Simple run your nail polish along the adhesive edge, then close and press to seal. You might want to use a clear polish to prevent any color from being visible through the paper on the envelope.
12 – Use an Envelope Sealing Machine
If you have a lot of envelopes to seal, your best option might be to get a commercial sealing machine. Sealing machines are regularly used by businesses that regularly send out a lot of mail.
These machines come in two varieties: manual and automatic. The manual version requires each envelope to be fed one by one, while the automatic version can handle a stack of envelopes.
Both versions work similarly in that they moisten the adhesive portion of the envelope, then close and press the envelopes to seal them.
13 – Buy Press and Seal Envelopes
One of the easiest methods to seal envelopes without licking is to simply buy and use press and seal envelopes. Press and seal envelopes have adhesives on both the flap and body of each envelope. When pressed together, they bond, forming a seal.
You’ll pay a little more for press and seal envelopes over traditional envelopes, but for most, the benefit more than makes up for the additional cost.
14 – Buy Peel and Seal Envelopes
A popular variation of the envelopes mentioned above are peel and seal envelopes. With peel and seal envelopes, the adhesive is only along the flap of the envelope, but it is covered with a piece of material that needs to be removed to activate the adhesive.
After removing the material covering the adhesive, simple close the flap and press it down to create the seal.
15 – Try a DIY Method
The last method I’ll mention is one that you should be able to pull off with items already at your disposal.
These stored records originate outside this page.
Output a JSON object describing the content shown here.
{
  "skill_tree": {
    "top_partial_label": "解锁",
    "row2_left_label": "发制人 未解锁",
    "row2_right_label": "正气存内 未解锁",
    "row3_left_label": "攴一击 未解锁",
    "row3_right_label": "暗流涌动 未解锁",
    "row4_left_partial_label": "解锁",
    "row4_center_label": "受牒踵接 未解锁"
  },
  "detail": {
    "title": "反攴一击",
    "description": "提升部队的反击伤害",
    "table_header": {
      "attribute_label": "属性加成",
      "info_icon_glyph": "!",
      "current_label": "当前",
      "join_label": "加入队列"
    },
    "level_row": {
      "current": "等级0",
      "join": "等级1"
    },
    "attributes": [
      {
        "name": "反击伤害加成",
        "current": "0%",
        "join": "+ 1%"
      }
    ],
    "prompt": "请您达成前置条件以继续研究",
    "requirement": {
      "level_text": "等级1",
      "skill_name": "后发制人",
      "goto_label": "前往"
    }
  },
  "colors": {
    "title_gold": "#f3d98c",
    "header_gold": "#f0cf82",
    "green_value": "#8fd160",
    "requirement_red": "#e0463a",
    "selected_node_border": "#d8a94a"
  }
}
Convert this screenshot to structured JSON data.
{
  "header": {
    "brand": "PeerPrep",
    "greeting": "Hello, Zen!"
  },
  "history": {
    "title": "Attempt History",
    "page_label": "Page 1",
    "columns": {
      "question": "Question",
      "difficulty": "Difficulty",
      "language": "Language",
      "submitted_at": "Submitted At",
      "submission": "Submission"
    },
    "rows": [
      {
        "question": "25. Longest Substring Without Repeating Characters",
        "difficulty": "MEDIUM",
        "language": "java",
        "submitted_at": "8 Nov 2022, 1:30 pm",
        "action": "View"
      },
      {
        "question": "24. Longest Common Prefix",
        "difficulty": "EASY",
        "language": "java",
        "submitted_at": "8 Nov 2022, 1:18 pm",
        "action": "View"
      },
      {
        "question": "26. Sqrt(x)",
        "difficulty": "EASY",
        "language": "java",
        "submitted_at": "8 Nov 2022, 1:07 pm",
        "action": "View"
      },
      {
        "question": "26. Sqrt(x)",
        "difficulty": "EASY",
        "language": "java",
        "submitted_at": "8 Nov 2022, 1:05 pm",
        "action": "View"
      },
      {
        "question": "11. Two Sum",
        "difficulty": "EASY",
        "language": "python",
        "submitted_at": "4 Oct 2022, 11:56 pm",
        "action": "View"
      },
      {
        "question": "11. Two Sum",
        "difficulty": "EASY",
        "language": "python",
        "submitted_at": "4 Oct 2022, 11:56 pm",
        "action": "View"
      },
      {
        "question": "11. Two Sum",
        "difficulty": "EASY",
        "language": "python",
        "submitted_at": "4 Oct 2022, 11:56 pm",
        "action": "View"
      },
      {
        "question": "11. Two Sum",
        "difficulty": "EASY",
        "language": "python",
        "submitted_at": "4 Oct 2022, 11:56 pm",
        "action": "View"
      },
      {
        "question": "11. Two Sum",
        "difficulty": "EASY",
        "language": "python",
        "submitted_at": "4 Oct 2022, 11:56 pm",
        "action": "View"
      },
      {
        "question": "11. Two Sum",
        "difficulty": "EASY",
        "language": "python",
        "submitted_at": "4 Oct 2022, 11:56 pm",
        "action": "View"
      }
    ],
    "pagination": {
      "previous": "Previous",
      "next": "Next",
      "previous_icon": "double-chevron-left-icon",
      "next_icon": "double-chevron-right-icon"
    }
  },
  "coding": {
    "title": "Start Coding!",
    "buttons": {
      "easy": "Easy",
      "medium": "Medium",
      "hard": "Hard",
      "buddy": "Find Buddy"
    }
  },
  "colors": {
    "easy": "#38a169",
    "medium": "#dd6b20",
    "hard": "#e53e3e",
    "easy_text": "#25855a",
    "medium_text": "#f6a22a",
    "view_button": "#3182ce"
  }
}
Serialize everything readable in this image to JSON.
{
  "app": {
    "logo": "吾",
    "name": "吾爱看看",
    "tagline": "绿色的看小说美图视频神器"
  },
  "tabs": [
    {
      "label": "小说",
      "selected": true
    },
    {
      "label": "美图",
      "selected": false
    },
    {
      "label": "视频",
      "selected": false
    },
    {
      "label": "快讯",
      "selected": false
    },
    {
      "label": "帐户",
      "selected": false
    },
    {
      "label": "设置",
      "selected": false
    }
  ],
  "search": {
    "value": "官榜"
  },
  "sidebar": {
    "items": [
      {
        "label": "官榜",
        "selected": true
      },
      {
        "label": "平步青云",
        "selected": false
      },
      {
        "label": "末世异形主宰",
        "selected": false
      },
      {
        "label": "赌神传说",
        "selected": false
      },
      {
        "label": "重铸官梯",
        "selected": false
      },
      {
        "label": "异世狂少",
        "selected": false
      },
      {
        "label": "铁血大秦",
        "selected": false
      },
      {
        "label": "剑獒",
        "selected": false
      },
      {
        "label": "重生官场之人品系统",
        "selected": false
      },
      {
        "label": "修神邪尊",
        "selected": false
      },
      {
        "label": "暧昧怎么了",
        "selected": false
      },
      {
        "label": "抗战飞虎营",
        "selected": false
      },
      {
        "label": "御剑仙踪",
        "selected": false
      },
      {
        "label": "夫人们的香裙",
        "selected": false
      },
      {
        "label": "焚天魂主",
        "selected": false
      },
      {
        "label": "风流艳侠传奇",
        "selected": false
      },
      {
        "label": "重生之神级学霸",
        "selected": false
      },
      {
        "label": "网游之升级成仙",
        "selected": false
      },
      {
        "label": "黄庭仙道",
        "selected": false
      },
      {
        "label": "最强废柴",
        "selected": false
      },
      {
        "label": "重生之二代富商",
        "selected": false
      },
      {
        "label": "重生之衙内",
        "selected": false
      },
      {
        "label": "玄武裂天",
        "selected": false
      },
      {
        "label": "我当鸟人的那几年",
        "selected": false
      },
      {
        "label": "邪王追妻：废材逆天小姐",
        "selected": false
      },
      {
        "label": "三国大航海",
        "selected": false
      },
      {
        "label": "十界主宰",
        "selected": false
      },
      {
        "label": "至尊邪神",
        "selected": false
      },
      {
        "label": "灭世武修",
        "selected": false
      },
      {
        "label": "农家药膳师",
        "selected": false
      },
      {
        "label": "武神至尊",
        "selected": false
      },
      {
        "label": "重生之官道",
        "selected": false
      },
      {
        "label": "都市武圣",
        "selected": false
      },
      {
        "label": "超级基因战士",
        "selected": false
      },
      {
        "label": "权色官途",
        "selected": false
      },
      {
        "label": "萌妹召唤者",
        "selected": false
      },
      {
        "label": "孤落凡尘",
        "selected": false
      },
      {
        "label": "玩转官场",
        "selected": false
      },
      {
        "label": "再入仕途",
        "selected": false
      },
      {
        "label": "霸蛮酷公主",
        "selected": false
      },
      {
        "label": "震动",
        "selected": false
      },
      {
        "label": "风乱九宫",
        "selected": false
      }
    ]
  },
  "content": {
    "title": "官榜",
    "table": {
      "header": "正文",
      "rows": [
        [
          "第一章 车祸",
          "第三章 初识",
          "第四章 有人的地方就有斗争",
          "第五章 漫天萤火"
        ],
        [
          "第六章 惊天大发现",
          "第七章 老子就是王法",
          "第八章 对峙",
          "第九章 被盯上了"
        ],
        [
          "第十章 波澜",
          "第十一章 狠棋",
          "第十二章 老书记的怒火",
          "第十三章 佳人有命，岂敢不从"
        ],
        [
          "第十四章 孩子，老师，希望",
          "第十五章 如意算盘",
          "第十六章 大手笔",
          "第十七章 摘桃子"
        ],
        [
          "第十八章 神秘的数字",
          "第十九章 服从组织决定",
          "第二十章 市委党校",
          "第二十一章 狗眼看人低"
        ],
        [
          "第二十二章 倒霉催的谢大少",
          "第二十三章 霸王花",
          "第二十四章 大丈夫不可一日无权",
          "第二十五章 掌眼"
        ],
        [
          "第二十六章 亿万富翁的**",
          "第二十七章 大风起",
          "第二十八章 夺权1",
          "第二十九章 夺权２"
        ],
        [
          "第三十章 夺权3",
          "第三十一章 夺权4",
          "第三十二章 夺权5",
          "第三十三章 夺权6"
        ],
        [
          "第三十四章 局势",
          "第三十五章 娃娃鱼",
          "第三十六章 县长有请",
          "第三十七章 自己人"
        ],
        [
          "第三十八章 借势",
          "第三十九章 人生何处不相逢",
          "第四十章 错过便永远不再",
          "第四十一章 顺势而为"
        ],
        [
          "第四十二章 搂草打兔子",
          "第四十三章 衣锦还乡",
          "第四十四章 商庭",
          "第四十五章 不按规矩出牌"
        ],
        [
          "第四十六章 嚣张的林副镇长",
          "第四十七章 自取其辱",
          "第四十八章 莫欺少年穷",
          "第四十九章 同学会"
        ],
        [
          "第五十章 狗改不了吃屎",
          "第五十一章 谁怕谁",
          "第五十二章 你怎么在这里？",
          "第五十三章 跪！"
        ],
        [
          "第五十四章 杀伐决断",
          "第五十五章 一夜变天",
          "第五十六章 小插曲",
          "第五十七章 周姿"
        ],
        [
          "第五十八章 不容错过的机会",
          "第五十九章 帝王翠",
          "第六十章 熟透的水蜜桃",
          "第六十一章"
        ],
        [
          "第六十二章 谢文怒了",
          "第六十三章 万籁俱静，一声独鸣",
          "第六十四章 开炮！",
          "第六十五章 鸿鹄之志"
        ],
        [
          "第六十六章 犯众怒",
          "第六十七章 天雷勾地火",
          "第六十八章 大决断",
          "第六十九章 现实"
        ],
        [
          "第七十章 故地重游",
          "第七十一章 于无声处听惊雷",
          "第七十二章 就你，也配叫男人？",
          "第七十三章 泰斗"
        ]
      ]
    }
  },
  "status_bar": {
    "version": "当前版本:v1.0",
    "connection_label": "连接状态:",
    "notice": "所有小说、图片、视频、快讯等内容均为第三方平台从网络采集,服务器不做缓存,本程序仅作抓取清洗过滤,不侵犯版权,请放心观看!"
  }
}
All you need is an applicator and a small bowl of water.
For the applicator, use something that can hold a bit of water, such as a cotton swab, small sponge, or small sponge brush. Simply dip your applicator into your bowl of water, then run it along the adhesive on your envelopes.
Once wet, close the flap, then press to create the bond.
While we still have to use the traditional mailing system in certain situations, we no longer need to use the outdated method of licking the envelopes shut.
When you can go digital, I recommend doing so. But when that isn’t an option, or it simply doesn’t make sense in today’s world (such as with event invitations and thank you cards), at least you have better options than licking to seal your envelopes.
I have a bachelor’s degree in Computer Information Systems and over 10 years of experience working in IT. As a homeowner, I love working on projects around the house, and as a father, I love investigating various ways to keep my family safe (whether or not this involves tech). I’ve also played guitar for almost 20 years and love writing music, although it’s hard to find the time these days.